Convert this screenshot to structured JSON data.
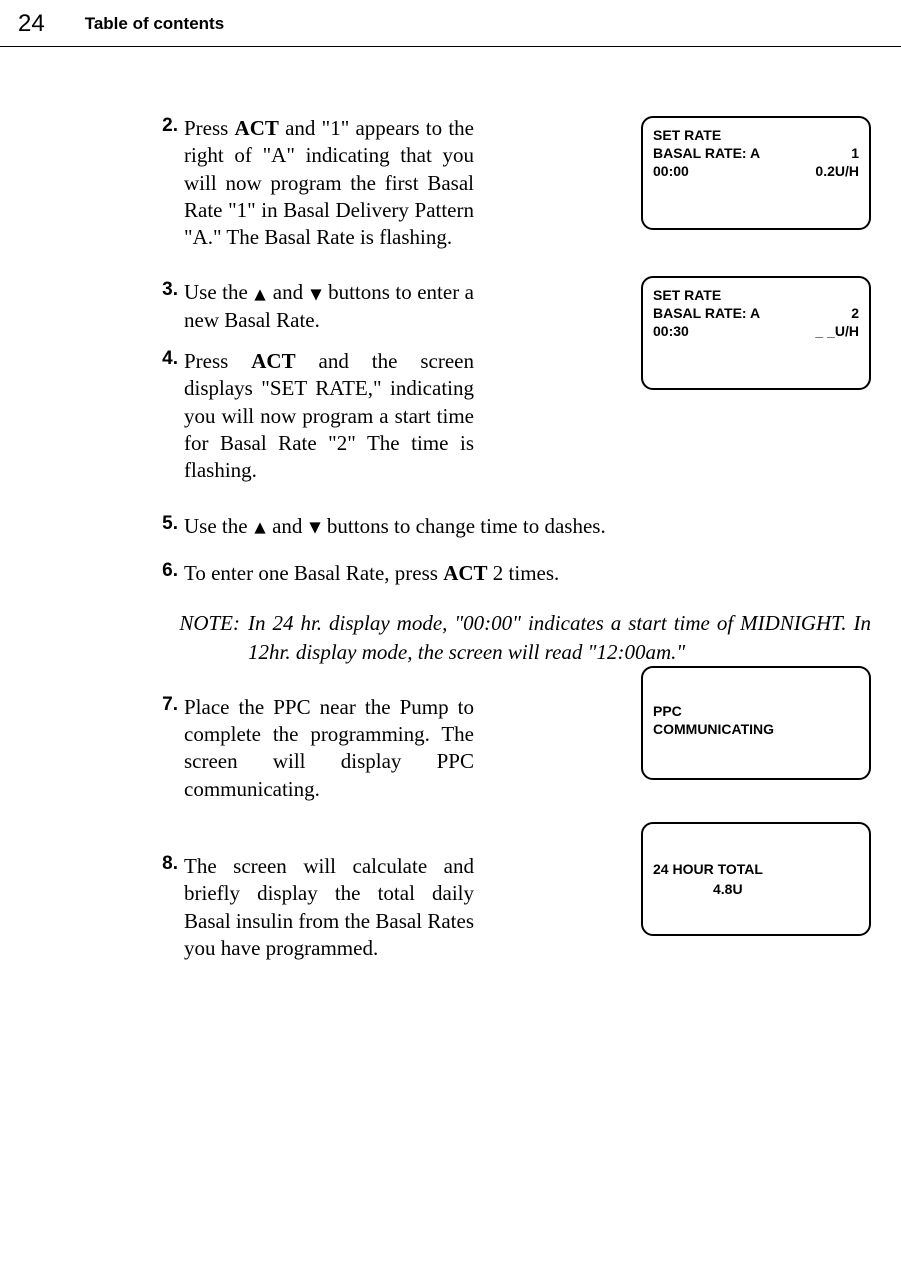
{
  "header": {
    "page_number": "24",
    "title": "Table of contents"
  },
  "steps": {
    "s2": {
      "num": "2.",
      "text_a": "Press ",
      "act": "ACT",
      "text_b": " and \"1\" appears to the right of \"A\" indicating that you will now program the first Basal Rate \"1\" in Basal Delivery Pattern \"A.\" The Basal Rate is flashing."
    },
    "s3": {
      "num": "3.",
      "text_a": "Use the ",
      "text_b": " and ",
      "text_c": " buttons to enter a new Basal Rate."
    },
    "s4": {
      "num": "4.",
      "text_a": "Press ",
      "act": "ACT",
      "text_b": " and the screen displays \"SET RATE,\" indicating you will now program a start time for Basal Rate \"2\" The time is flashing."
    },
    "s5": {
      "num": "5.",
      "text_a": "Use the ",
      "text_b": " and ",
      "text_c": " buttons to change time to dashes."
    },
    "s6": {
      "num": "6.",
      "text_a": "To enter one Basal Rate, press ",
      "act": "ACT",
      "text_b": " 2 times."
    },
    "s7": {
      "num": "7.",
      "text_a": "Place the PPC near the Pump to complete the programming. The screen will display PPC communicating."
    },
    "s8": {
      "num": "8.",
      "text_a": "The screen will calculate and briefly display the total daily Basal insulin from the Basal Rates you have programmed."
    }
  },
  "note": {
    "label": "NOTE:",
    "text": "In 24 hr. display mode, \"00:00\" indicates a start time of MIDNIGHT. In 12hr. display mode, the screen will read \"12:00am.\""
  },
  "screens": {
    "box1": {
      "line1": "SET RATE",
      "line2_left": "BASAL RATE: A",
      "line2_right": "1",
      "line3_left": "00:00",
      "line3_right": "0.2U/H"
    },
    "box2": {
      "line1": "SET RATE",
      "line2_left": "BASAL RATE: A",
      "line2_right": "2",
      "line3_left": "00:30",
      "line3_right": "_ _U/H"
    },
    "box3": {
      "line1": "PPC",
      "line2": "COMMUNICATING"
    },
    "box4": {
      "line1": "24 HOUR TOTAL",
      "line2": "4.8U"
    }
  }
}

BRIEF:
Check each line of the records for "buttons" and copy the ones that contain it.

EXERCISE SOLUTION:
      "text_c": " buttons to enter a new Basal Rate."
      "text_c": " buttons to change time to dashes."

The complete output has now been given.